I pack sandwiches in lunch bag (insulated) and include an ice pack. The bread gets soggy, how can this be prevented?
I had this same problem so I put the ice pack in a ziplock bag and put a folded paper towel between the ice pack and the sandwich. I haven't had a soggy sandwich since.
And if msconni1's idea doesn't work for you try adding your condiments just before eating. All you need is very small tupperware containers and a knife. Even PB&J sammies get soggy if the peanut butter and jelly has been on the bread for a few hours (packed with or without an ice pack).
Leave off the condiments and tomatoes, lettuce, etc. if you use those. Put them in a separate sandwich bag. The bread is absorbing the moisture from the "wet" stuff.

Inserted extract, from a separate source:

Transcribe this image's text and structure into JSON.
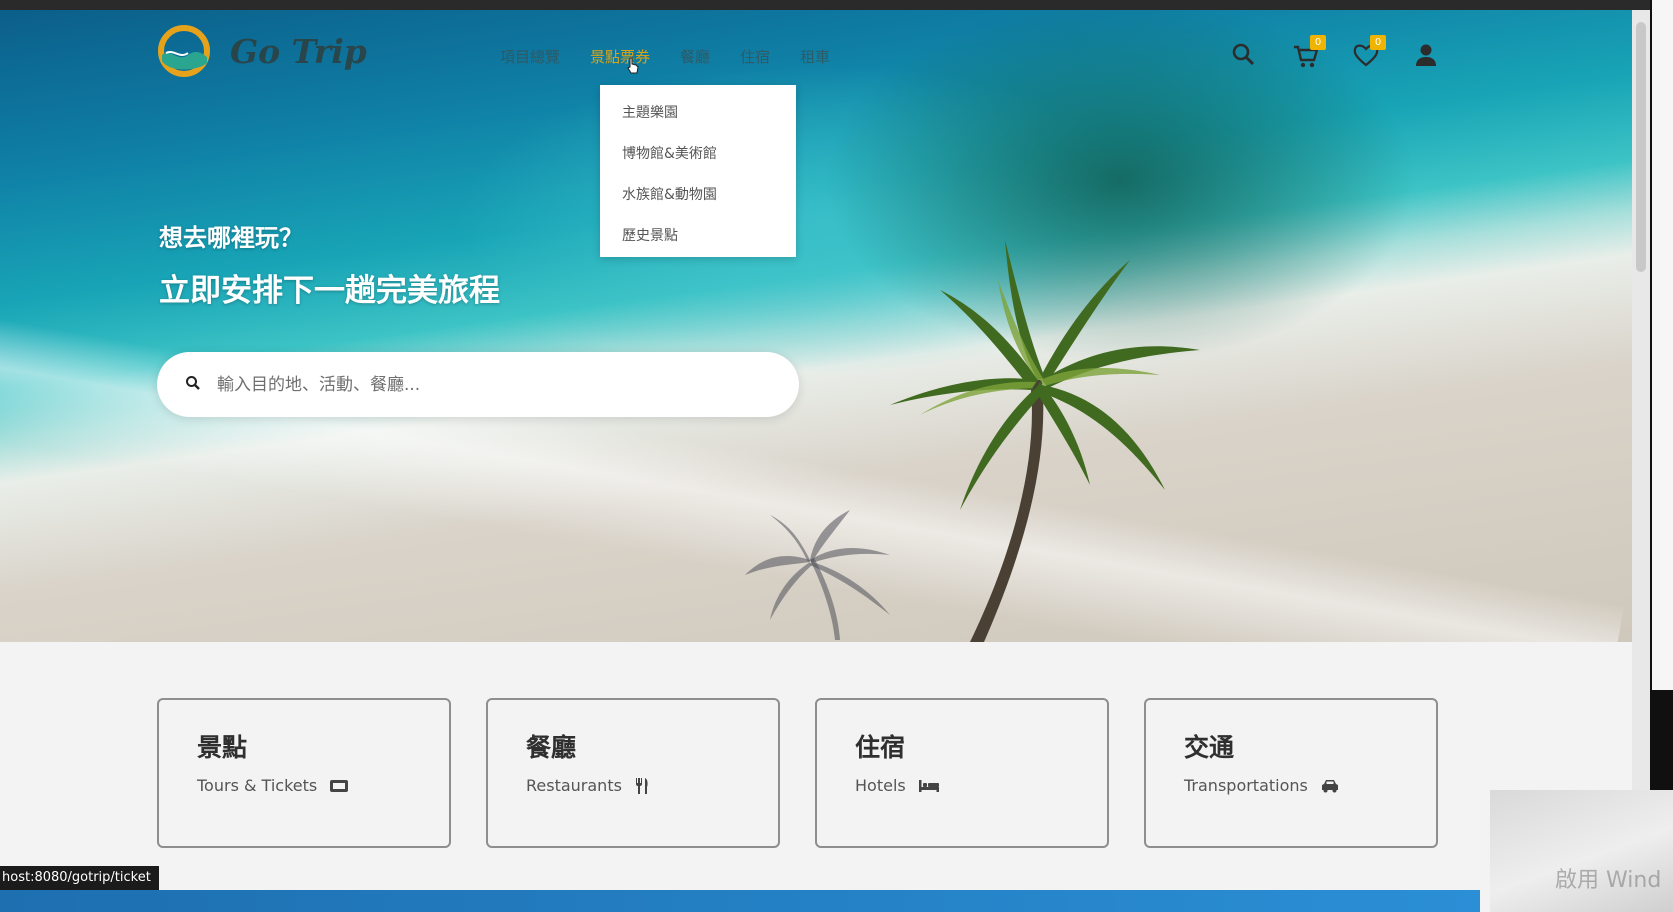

It might not be the ice pack, but the sandwich ingredients. Try lightly toasting the breqad and spread with butter. Then add the meat, cheese, what ever. If you have tomato, don't put it in the sandwich but in a separate bag. Then bag the sandwich in plastic or waxed paper.
The only time I had a similar problem was when the ice pack itself was leaking. Ice packs are filled with chemicals that might not be good to have around food. I threw mine away and bought another for only $1. These smaller ice packs are available just about everywhere and are worth the money. I have two, one for in the insulated lunch bag and the other for in the freezer to use the next day. Recycling at its best!